Jamaican Cannabis Landraces: History and Importance
Amanda Feilding and the
Bongoman, St Mary’s, Jamaica
The movement to recover and investigate endemic cannabis strains started in the 1960s. Expeditions were embarked upon along the “Hippie Trail”, and enthusiasts collected seeds to grow in their gardens around the world. The strains like Acapulco Gold, Pure Afghan and Chocolate Thai gained huge popularity at the time, but have subsequently faded away, and have been eclipsed by the modern cross-bred varieties.
Now there is a second wave of interest in these indigenous strains of cannabis.
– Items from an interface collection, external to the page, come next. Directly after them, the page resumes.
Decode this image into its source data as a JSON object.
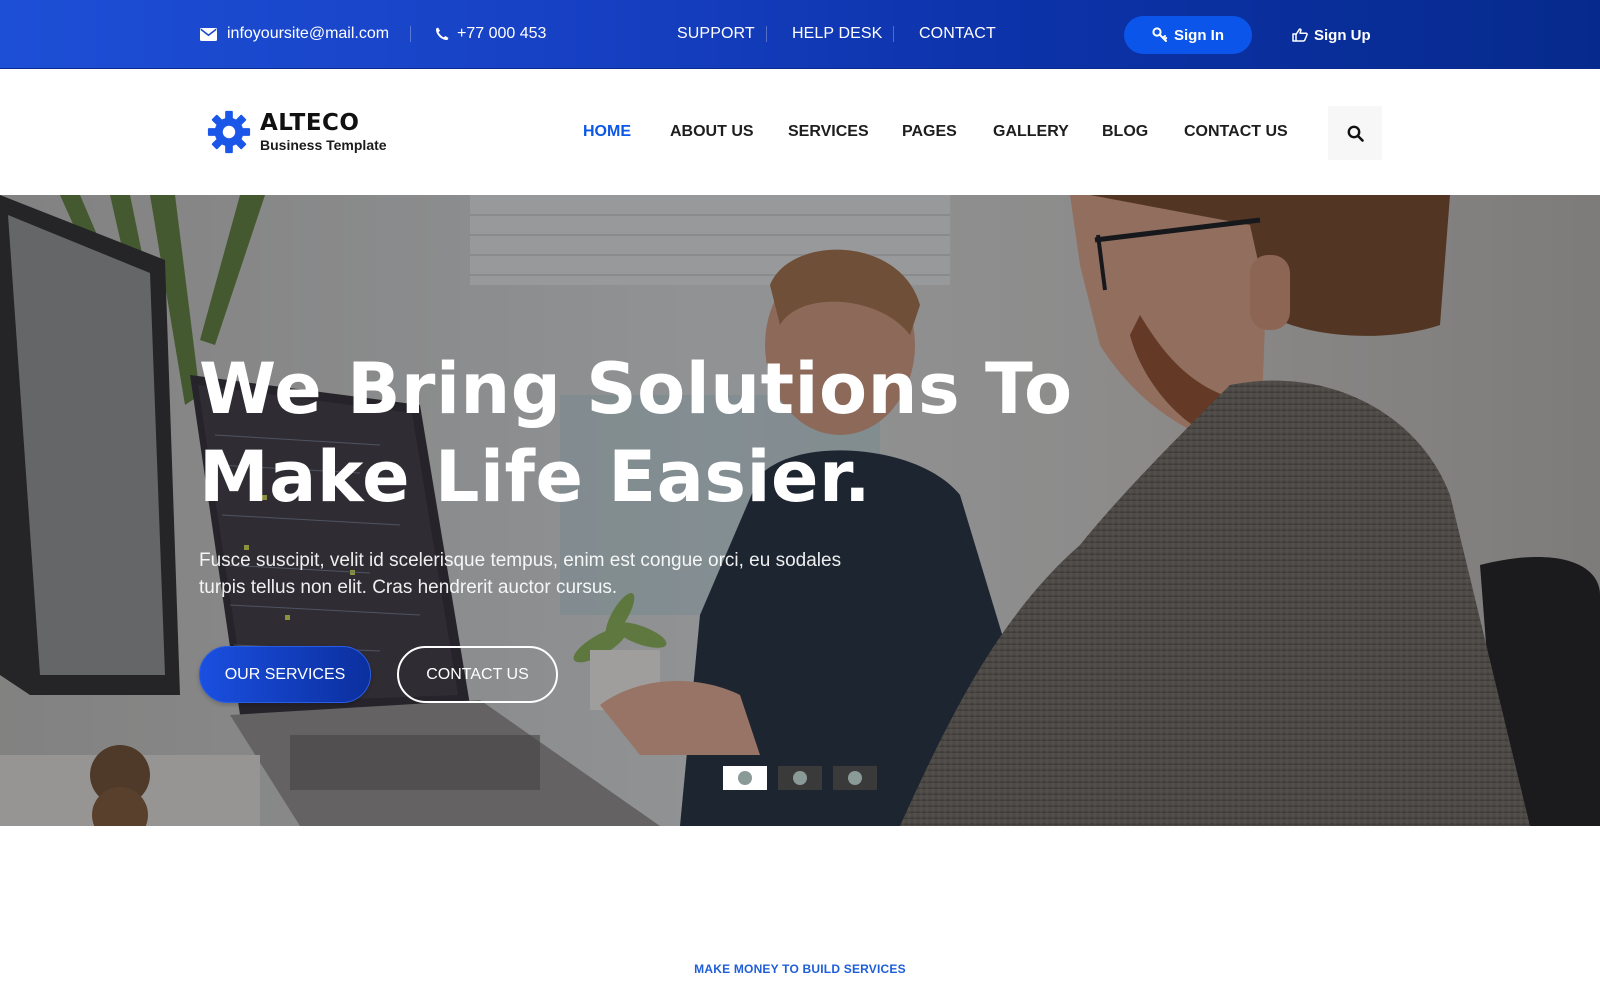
{
  "topbar": {
    "email": "infoyoursite@mail.com",
    "phone": "+77 000 453",
    "links": [
      {
        "label": "SUPPORT"
      },
      {
        "label": "HELP DESK"
      },
      {
        "label": "CONTACT"
      }
    ],
    "sign_in_label": "Sign In",
    "sign_up_label": "Sign Up",
    "icons": {
      "email": "envelope-icon",
      "phone": "phone-icon",
      "sign_in": "key-icon",
      "sign_up": "thumbs-up-icon"
    }
  },
  "header": {
    "logo": {
      "name": "ALTECO",
      "tagline": "Business Template",
      "icon": "gear-icon"
    },
    "nav": [
      {
        "label": "HOME",
        "active": true
      },
      {
        "label": "ABOUT US",
        "active": false
      },
      {
        "label": "SERVICES",
        "active": false
      },
      {
        "label": "PAGES",
        "active": false
      },
      {
        "label": "GALLERY",
        "active": false
      },
      {
        "label": "BLOG",
        "active": false
      },
      {
        "label": "CONTACT US",
        "active": false
      }
    ],
    "search_icon": "search-icon"
  },
  "hero": {
    "title_line1": "We Bring Solutions To",
    "title_line2": "Make Life Easier.",
    "subtitle": "Fusce suscipit, velit id scelerisque tempus, enim est congue orci, eu sodales turpis tellus non elit. Cras hendrerit auctor cursus.",
    "primary_button": "OUR SERVICES",
    "secondary_button": "CONTACT US",
    "slides": {
      "count": 3,
      "active_index": 0
    }
  },
  "section": {
    "kicker": "MAKE MONEY TO BUILD SERVICES"
  },
  "colors": {
    "brand_blue": "#0b57e6",
    "topbar_start": "#1d4fd6",
    "topbar_end": "#062a8c",
    "sign_in_bg": "#0b55ea",
    "kicker": "#1f5ed9"
  }
}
Strain hunters, as they call themselves, travel around the world visiting countries with rich cannabis cultures such as Jamaica, India, Thailand, Malawi, Morocco and others to collect seeds and investigate the cannabis landraces – ancient cultivated varieties of the plant, endemic to a particular region.
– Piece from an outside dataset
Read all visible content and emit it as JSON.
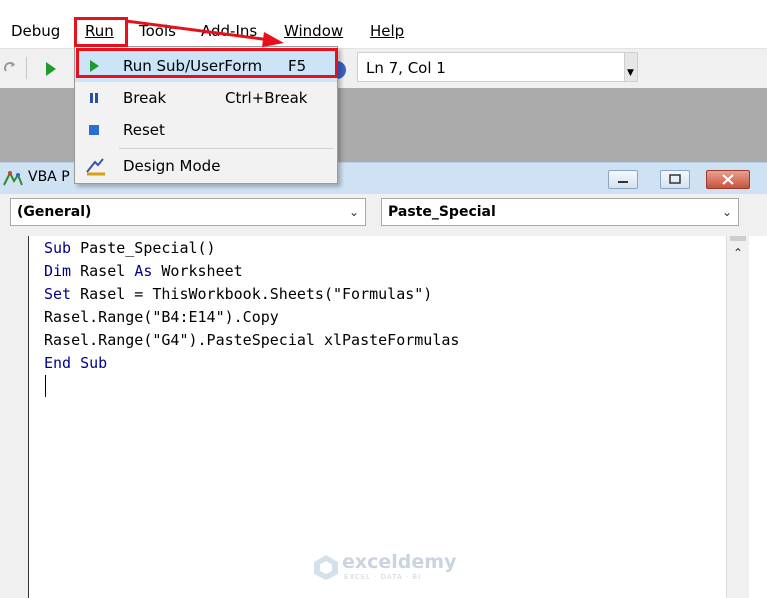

Cannabis origins and brief history
Humanity’s history with cannabis reaches back to the dawn of civilization. Cannabis has long been valued for its long-lasting and strong fibre, it’s nutritious and oil-rich seeds, as well as its psychoactive and medicinal properties. Over the last 4000 years, the plant’s valuable, and often unique contribution to the religious, cultural, medical, agricultural, commercial and industrial sectors of human societies ensured that cannabis has been widely cultivated and spread from central Asia to Europe, Africa and the Americas.
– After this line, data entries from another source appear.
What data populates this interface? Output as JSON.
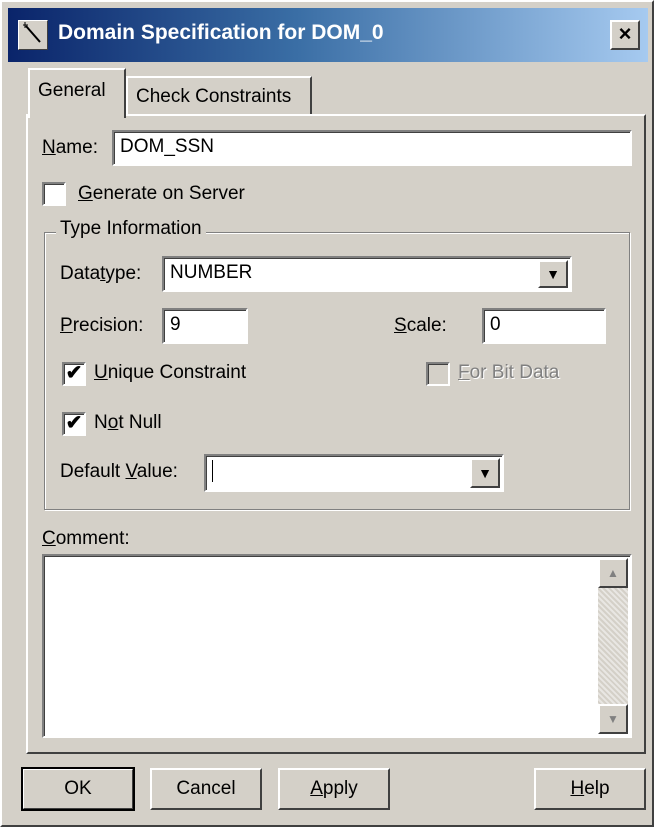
{
  "window": {
    "title": "Domain Specification for DOM_0",
    "close_label": "×"
  },
  "tabs": [
    {
      "label": "General",
      "active": true
    },
    {
      "label": "Check Constraints",
      "active": false
    }
  ],
  "name_field": {
    "label_mnemonic": "N",
    "label_rest": "ame:",
    "value": "DOM_SSN"
  },
  "generate_on_server": {
    "mnemonic": "G",
    "rest": "enerate on Server",
    "checked": false
  },
  "type_info": {
    "title": "Type Information",
    "datatype": {
      "label_pre": "Data",
      "label_mnemonic": "t",
      "label_post": "ype:",
      "value": "NUMBER"
    },
    "precision": {
      "label_mnemonic": "P",
      "label_rest": "recision:",
      "value": "9"
    },
    "scale": {
      "label_mnemonic": "S",
      "label_rest": "cale:",
      "value": "0"
    },
    "unique_constraint": {
      "mnemonic": "U",
      "rest": "nique Constraint",
      "checked": true,
      "check_glyph": "✔"
    },
    "for_bit_data": {
      "mnemonic": "F",
      "rest": "or Bit Data",
      "checked": false,
      "enabled": false
    },
    "not_null": {
      "pre": "N",
      "mnemonic": "o",
      "rest": "t Null",
      "checked": true,
      "check_glyph": "✔"
    },
    "default_value": {
      "label_pre": "Default ",
      "label_mnemonic": "V",
      "label_post": "alue:",
      "value": ""
    }
  },
  "comment": {
    "label_mnemonic": "C",
    "label_rest": "omment:",
    "value": ""
  },
  "buttons": {
    "ok": "OK",
    "cancel": "Cancel",
    "apply_mnemonic": "A",
    "apply_rest": "pply",
    "help_mnemonic": "H",
    "help_rest": "elp"
  },
  "icons": {
    "title_icon": "wand-icon",
    "dropdown_arrow": "▼",
    "scroll_up": "▲",
    "scroll_down": "▼"
  }
}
The first medical applications, for appetite stimulation, anti-senility effects, and over 100 other ailments, are attributed to the legendary Chinese Emperor Shen Nung who lived around 2700 BC. These therapeutic uses were written down hundreds of years later in Shen Nung Pen-ts’ao Ching, a second century Chinese book of herbal remedies. The earliest archaeological evidence of hemp use for textiles and fishing nets, and dried cannabis flowers for ceremonial smoke, was found in Margiana, a proto-Zoroastrial site, dating back to 2000 BC.
The ancient —> Read More